Being proactive about preparation now can help your entire academic year go smoothly. There are a number of areas to keep in mind as you prepare, and by following them, you can ensure you are maintaining compliance and staying informed, that your office is taking consistent action, and that you are helping your students while protecting their privacy.

Policies and Procedures

Stay in compliance and avoid institutional liability by reviewing your Policies & Procedures. Make updates to satisfactory academic progress, verification (which has been completely overhauled for 2012-13), FAFSA, professional judgment, and any other areas that need it. Having a P&P manual not only helps you be prepared in the event of an audit, it gives everyone in your office step-by-step instructions, so that their actions can be consistent.


To make sure you’re protecting the privacy of student records and reducing the risk of fraud and identity theft, review FERPA policies at least once a year, incorporating any changes that are needed. Take note that the U.S. Department of Education is expected to release final rules in the coming months. Think about creating a policy review committee containing members from various departments on campus.

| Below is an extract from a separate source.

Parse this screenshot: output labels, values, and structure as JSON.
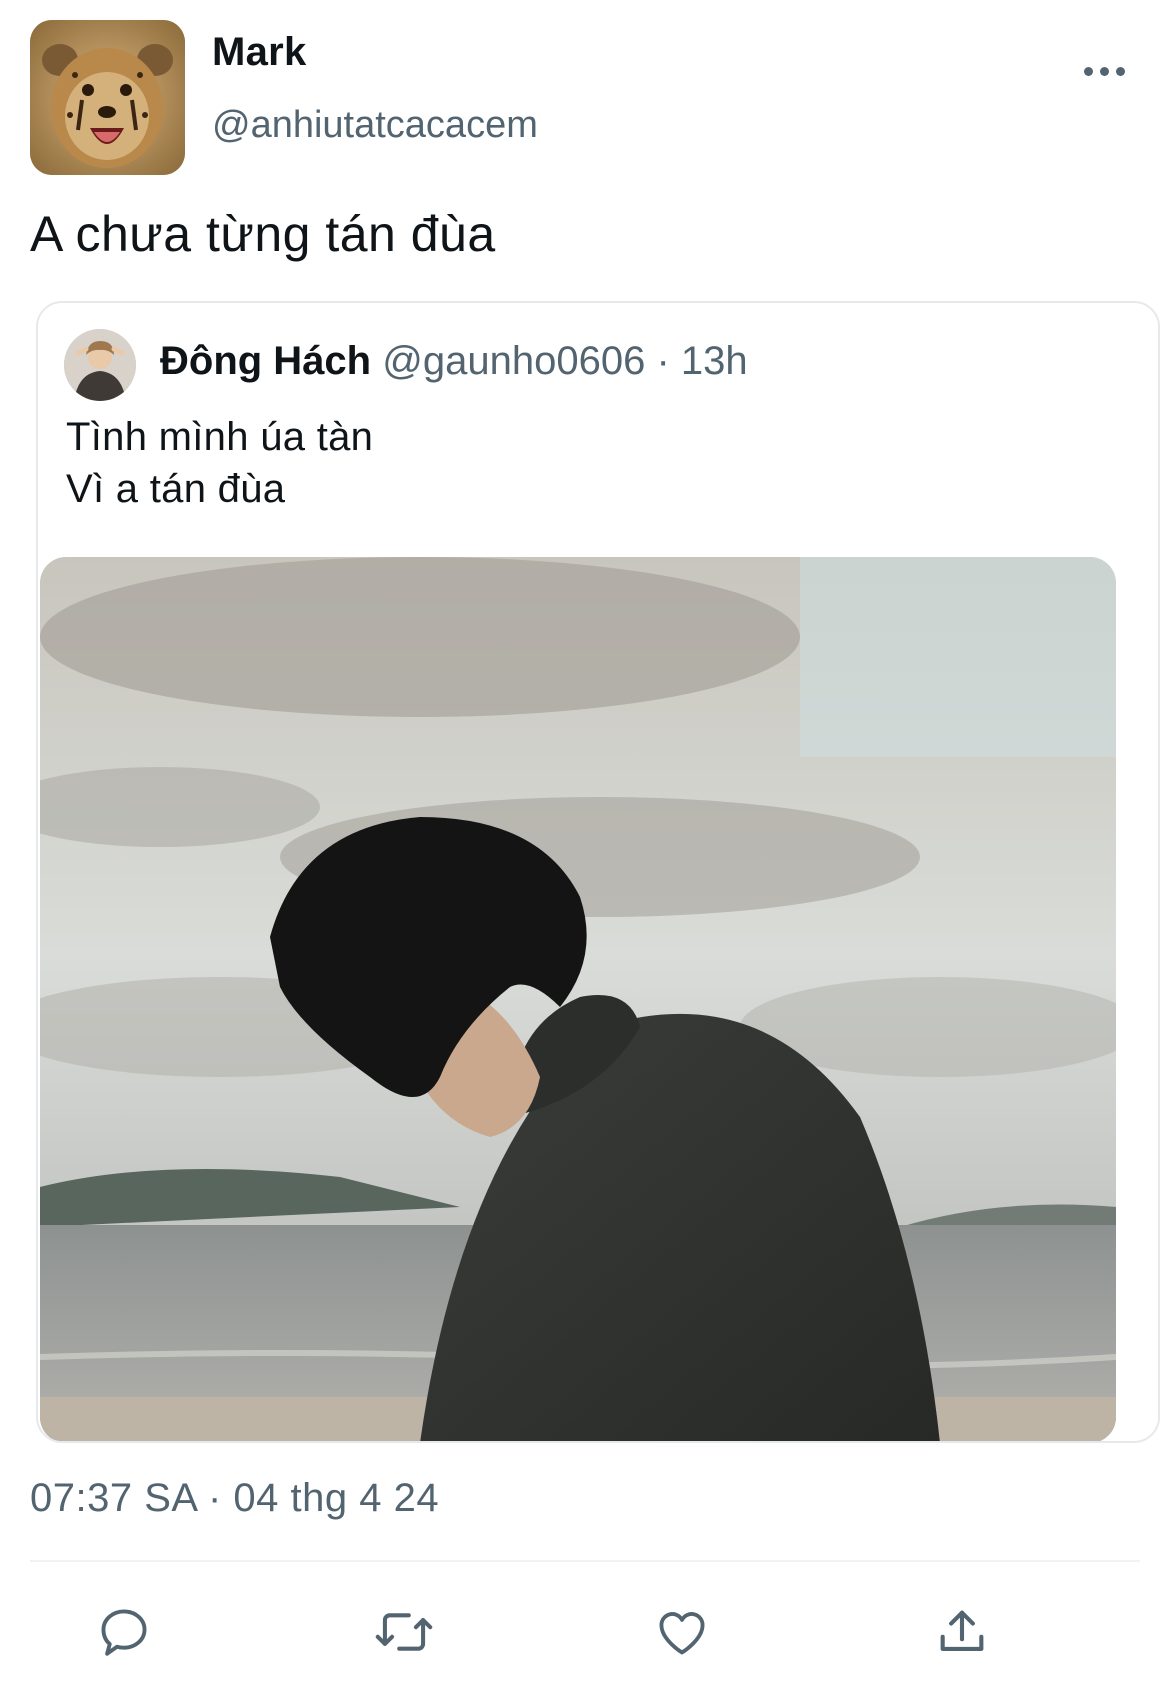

Make sure your IT networks, financial aid budget, and student aid forms are ready for the latest FAFSA updates by reviewing the ISIR guide for changes. And, when it’s available, explore the FAFSA test website at fafsademo.test.ed, to experience the FAFSA from a student’s point of view. The User ID is eddemo and the password is fafsa test.

Cost of Attendance

A great way to help your students avoid over-borrowing and/or being underfunded is to make sure your school’s cost of attendance is a realistic representation of expenses. You can research costs through student surveys (for items such as transportation, clothing, etc.), the Bureau of Labor statistics, realty websites for apartment rental costs, and by interviewing the student housing office. Then, make changes to your cost of attendance as needed.

Consumer Information Requirements

It’s important that students and families have the information they need to make an educated decision about the upcoming year. Create a central repository to allow students to access the appropriate department for each section. For example, provide students with information on new procedures for verification, satisfactory academic progress, R2T4, where to locate their aggregate loan balance, and more.


You are not alone! There are resources to help you as you prepare, including:

  • NASFAA tools at nasfaa.org
  • Ed.gov
  • Ifap.ed.gov
  • Guarantor and servicer web sites
  • Webinars
  • State, regional, and national association conferences and training opportunities

By being proactive in your preparation, you can do everything it takes to maintain compliance, stay informed, and make sure you are ready to help your students, while protecting their privacy.